Parsons noted efforts by some state legislators to create an administrative process by which Eckrich and other code officials, without the need for a hearing before the board, could approve variances of this nature, where human error — and not intent — led to minor violations of building code.
He noted the problem as the result of an “unusual error,” and though strict interpretation of the reasons for giving a variance might suggest the lot itself would need to be unusual to qualify, Parsons said the fact that a single error by Simpler Surveying in the course of at least seven years had caused the problem was sufficient to suggest the board had reason to grant a variance for the Lelkos.
Parsons said the granting of the variance would cause no detriment to the public.
It was possible detriment to the Lelkos that brought Board Member Thomas Mahler to support the variance.
“It’s not the intent of the board to create a hardship for the owner,” he said, while calling Simpler onto the carpet for making the error in the first place. “A professional should be responsible for this error,” he added, while noting the board had no power by which to sanction the company.
“If we applied the code strictly,” Mahler added, “it would create an injustice on the owner.”
Board Member Robert Graham said he felt Simpler’s solid record and Windsor’s assurances that steps had been taken to prevent such errors in the future was enough.
“We take this very seriously,” Windsor emphasized to the board. “We take high pride in our work, and we want to make it right.”
Ryan agreed. “They stepped up to the plate as soon as they found out,” she said.

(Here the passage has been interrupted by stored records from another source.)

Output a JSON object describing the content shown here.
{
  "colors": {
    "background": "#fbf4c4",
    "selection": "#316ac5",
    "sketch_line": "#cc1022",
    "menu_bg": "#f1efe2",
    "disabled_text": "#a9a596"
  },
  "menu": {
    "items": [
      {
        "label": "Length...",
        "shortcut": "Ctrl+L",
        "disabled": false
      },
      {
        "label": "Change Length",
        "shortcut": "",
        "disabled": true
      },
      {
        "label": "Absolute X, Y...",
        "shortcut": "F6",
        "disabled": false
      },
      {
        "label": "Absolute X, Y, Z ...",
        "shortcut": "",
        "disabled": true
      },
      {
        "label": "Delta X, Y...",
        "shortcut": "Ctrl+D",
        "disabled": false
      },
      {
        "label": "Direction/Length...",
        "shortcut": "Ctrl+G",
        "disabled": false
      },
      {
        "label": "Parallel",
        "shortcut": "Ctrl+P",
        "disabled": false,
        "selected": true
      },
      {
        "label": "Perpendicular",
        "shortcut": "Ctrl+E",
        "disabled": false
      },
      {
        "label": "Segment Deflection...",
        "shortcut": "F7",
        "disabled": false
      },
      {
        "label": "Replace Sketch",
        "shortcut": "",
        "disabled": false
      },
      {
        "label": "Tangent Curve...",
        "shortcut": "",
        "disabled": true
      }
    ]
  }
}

Board members voted unanimously to grant the requested variance, which Simpler had requested on the Lelkos’ behalf. Opponents have 30 days after the filing of the written opinion in the case to file an appeal to the state court system.